The study of a series of old LIDAR (light detection and ranging) aerial photos has led to the discovery of what may be a camp of the men who constructed Hadrian's Wall. The find could change the way historians view civilian life in Roman Britain.
Submitted by Milica on Mon, 2013-05-06 19:52
King Edmund of England, later St. Edmund after being shot by Viking raiders in the 9th century, might be buried under the tennis courts at Bury St Edmunds, once the Abbey graveyard. After Richard III, some historians would like to know.
Submitted by Milica on Sat, 2013-05-04 15:03
Northumberland National Park Authority and Youth Hostel Association have teamed up to back a new visitor center and youth hostel for Hadrian's Wall. More than UK£10m will be spent on the project.
Submitted by Milica on Sat, 2013-05-04 10:17
In a BBC 4 series If Walls Could Talk, Dr Lucy Worsley, the chief curator of the Historic Royal Palaces in England, looks at the history of the home, its rooms, and their intriguing history. Video episodes are also available on YouTube.
Submitted by Milica on Wed, 2013-05-01 16:42
For years, Guernsey resident Hugh Lenfestey spent time collecting detailed local manorial records and creating a map of the island's fiefs. After his death, his family has donated his records, dating from the 15th century, to the Island Archive. (photos)
Submitted by Milica on Mon, 2013-04-29 13:10

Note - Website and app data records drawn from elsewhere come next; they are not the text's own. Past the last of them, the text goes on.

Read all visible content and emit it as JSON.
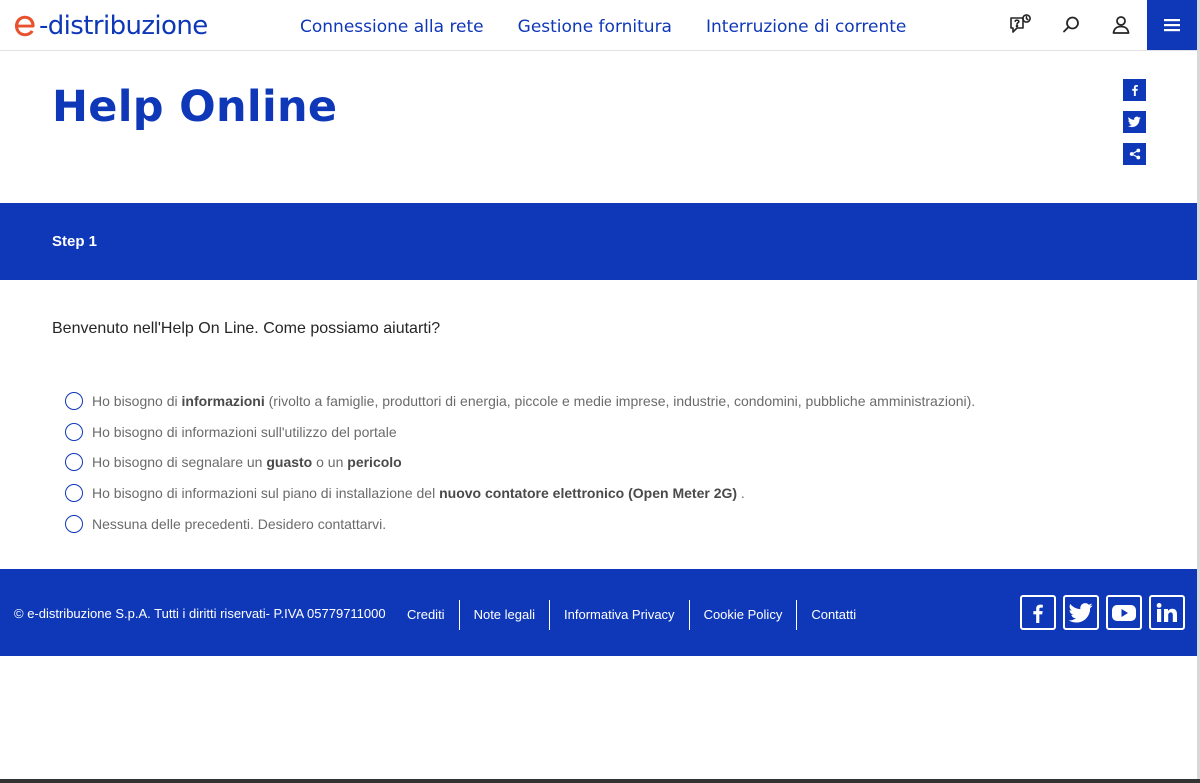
{
  "header": {
    "logo_text": "-distribuzione",
    "nav": [
      {
        "label": "Connessione alla rete"
      },
      {
        "label": "Gestione fornitura"
      },
      {
        "label": "Interruzione di corrente"
      }
    ],
    "icons": [
      "help-chat-icon",
      "search-icon",
      "user-icon",
      "hamburger-menu-icon"
    ]
  },
  "page": {
    "title": "Help Online",
    "share_icons": [
      "facebook-icon",
      "twitter-icon",
      "share-icon"
    ]
  },
  "step": {
    "label": "Step 1"
  },
  "form": {
    "question": "Benvenuto nell'Help On Line. Come possiamo aiutarti?",
    "options": [
      {
        "parts": [
          "Ho bisogno di ",
          "informazioni",
          " (rivolto a famiglie, produttori di energia, piccole e medie imprese, industrie, condomini, pubbliche amministrazioni)."
        ]
      },
      {
        "parts": [
          "Ho bisogno di informazioni sull'utilizzo del portale"
        ]
      },
      {
        "parts": [
          "Ho bisogno di segnalare un ",
          "guasto",
          " o un ",
          "pericolo"
        ]
      },
      {
        "parts": [
          "Ho bisogno di informazioni sul piano di installazione del ",
          "nuovo contatore elettronico (Open Meter 2G)",
          " ."
        ]
      },
      {
        "parts": [
          "Nessuna delle precedenti. Desidero contattarvi."
        ]
      }
    ]
  },
  "footer": {
    "copyright": "© e-distribuzione S.p.A. Tutti i diritti riservati- P.IVA 05779711000",
    "links": [
      {
        "label": "Crediti"
      },
      {
        "label": "Note legali"
      },
      {
        "label": "Informativa Privacy"
      },
      {
        "label": "Cookie Policy"
      },
      {
        "label": "Contatti"
      }
    ],
    "social": [
      "facebook-icon",
      "twitter-icon",
      "youtube-icon",
      "linkedin-icon"
    ]
  },
  "colors": {
    "brand_blue": "#0f38b8",
    "logo_orange": "#e8512d",
    "text": "#262626",
    "option_text": "#6b6b6b"
  }
}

For years, officials at Wales' 12th century Cardigan Castle have dreamed of raising funding to restore the castle and turn it into a heritage center and site for open-air concerts. The castle is believed to be the birthplace of the eisteddfod, a festival of poetry and music, dating to the 12th century.
Submitted by Milica on Mon, 2013-04-29 07:45
"Why should we trust them? They misplaced him for 500 years," says Conservative Councillor Tom Fox of the Scarborough Borough Council about his objection to Richard III's burial in Leicester, England. (video)
Submitted by Milica on Sun, 2013-04-28 15:00
Since the Middle Ages, Scottish men have been involved in military pursuits, often on foreign soil. Fierce fighters, especially from the western islands, were particularly prized by the armies of Denmark, the Netherlands, Spain and France. Steven McKenzie of the BBC looks at their history.
Submitted by Milica on Fri, 2013-04-26 07:40
A derelict church in Eastwell, Kent, England, may hold the final resting place of Richard Plantagenet, illegitimate son of King Richard III. A grave in St Mary's churchyard is marked with the inscription: "Reputed to be the tomb of Richard Plantagenet". Now scientists want to know the truth.
Submitted by Milica on Thu, 2013-04-25 16:04
Planning a trip to Scotland? You may want to visit the four Border Abbeys, Melrose, Jedburgh, Dryburgh and Kelso, founded by King David I of Scotland in the 12th Century. A recent BBC article looks at the history of the religious sites in a troubled area. (photos)